Compiled by Anna Martinez
Adriana Velasco is using her Mexican background to bring an intersectional lens to Mattel, ensuring that every little girl will one day see themselves in Barbie. Velasco uses her experience to push forward; being a first-generation graduate from Mexico has not slowed her down and will not. She uses her Latinidad as empowerment and allows it to guide her work and the innovations she hopes to bring to Mattel.
Velasco had a similar upbringing to other Mexican kids. She was born in Aguascalientes, and her dad would travel back and forth from the United States to Mexico to provide for their family. However, when Velasco turned nine years old, her parents decided to move to the United States so that Velasco and her siblings could have better opportunities.
Like many Mexican children whose parents were trying to give them bigger opportunities, Velasco faced a lot of stress. “Nine-year-old Adriana knew that she had a big task ahead of her because her family had decided to make the sacrifice, leaving, you know, their entire family behind. And she knew that she wanted to do something big, she didn’t know what. But I think she would be pretty proud today,” Velasco said.
She became the first in her family to graduate college, and she attended UC Riverside. There, she obtained a Bachelor of Arts in Psychology and a Bachelor of Science in business. Velasco worked in many jobs including at a medical clinic and as a consultant before obtaining her job as director of U.S. Marketing at Mattel.
Velasco’s first job after graduating college was at the medical clinic, where she worked with kids who had autism. In 2009, the company closed due to the recession and Velasco decided to go back to school.
Velasco also worked in the entertainment industry, and even launched a Spanish language movie network with Sony Pictures before moving to Mattel, where she works to ensure future generations of kids grow up with Barbie like she did. Velasco believes in working with Mattle because she wants to help inspire the limitless potential in every girl. “I want to help make a positive impact in girls’ lives. I want to inspire them to dream big and partner with nonprofits such as Latinitas to make a tangible impact,” Velasco said.
Being Mexican played an important role in Velasco’s mission at the company. It was important for her to see herself represented in the brand and understand what this means for all young girls. “It’s so incredibly rewarding to see children find a doll that resonates with them or maybe even looks like someone in their life, right? So our goal is for everyone to be able to find a doll in our portfolio that speaks to them,” said Velasco.
Velasco is now in a position that she enjoys and where she is contributing to important work. However, this opportunity did not come easily. Though the job market was intimidating, Velasco found a lot of support along the way.
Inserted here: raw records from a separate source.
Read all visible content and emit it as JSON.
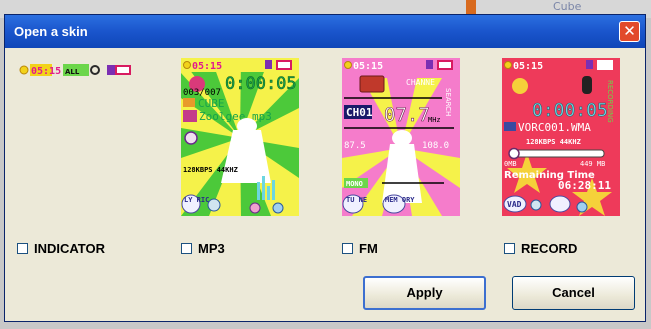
{
  "background": {
    "label": "Cube"
  },
  "window": {
    "title": "Open a skin",
    "close_glyph": "✕"
  },
  "skins": [
    {
      "label": "INDICATOR",
      "checked": false,
      "status_time": "05:15",
      "status_mode": "ALL",
      "colors": {
        "bg": "#ece9d8"
      }
    },
    {
      "label": "MP3",
      "checked": false,
      "status_time": "05:15",
      "track": "003/007",
      "time": "0:00:05",
      "folder": "CUBE",
      "file": "Zoolgee.mp3",
      "bitrate": "128KBPS 44KHZ",
      "btn_a": "LY RIC",
      "colors": {
        "bg": "#f5f24a",
        "ray": "#4cc93a"
      }
    },
    {
      "label": "FM",
      "checked": false,
      "status_time": "05:15",
      "channel_word": "CHANNE",
      "channel": "CH01",
      "freq": "07.7",
      "unit": "MHz",
      "min": "87.5",
      "max": "108.0",
      "mode": "MONO",
      "btn_a": "TU NE",
      "btn_b": "MEM ORY",
      "colors": {
        "bg": "#f57ccb",
        "ray": "#f5f24a"
      }
    },
    {
      "label": "RECORD",
      "checked": false,
      "status_time": "05:15",
      "time": "0:00:05",
      "file": "VORC001.WMA",
      "bitrate": "128KBPS 44KHZ",
      "min": "0MB",
      "max": "449 MB",
      "remaining_label": "Remaining Time",
      "remaining": "06:28:11",
      "btn_a": "VAD",
      "colors": {
        "bg": "#ee3a5a",
        "ray": "#f5d13a"
      }
    }
  ],
  "buttons": {
    "apply": "Apply",
    "cancel": "Cancel"
  }
}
“I have had great bosses that also were mentors and friends that taught me how to navigate the waters and how to stand my ground and how to present with confidence and how to come across as an empowered Latina,” said Velasco.
It is also hard to maintain motivation in the business world. Velasco found this to be especially true when she had to start at lower-tier jobs, such as consultant. At this job, Velasco was sent to run errands including picking up food. However, the task wasn’t the issue- it was the consideration or lack thereof that she received.
“I was upset because I had worked so hard and I had taken out what felt like a massive loan to pay for my MBA. And at that moment, I felt like I was going nowhere. That was a moment of weakness, but I took that job and I made something bigger of it,” said Velasco.
Velasco stressed that the hard moments are just as important as the easier ones. The challenging moments in her career are what propelled her forward and what pushed her to keep working. Today she is an amazing leader to her team because of these experiences. Her upbringing also helped her become a better leader. Because she comes from a different background than most, Velasco tries to pay attention to this.
“We all have different backgrounds and different stressors and circumstances. So I try my best to understand where people are coming from and always assume positive intent,” says Velasco.
Velasco also sets the example for her team. She understands the importance of having an example to follow. Thus, she always puts her best work forward to inspire her team.
Velasco is not done working hard. She has many other dreams that she hopes to bring to fruition.
“And with that come fears and doubt and hesitation,” she said. But each day she still tries her best.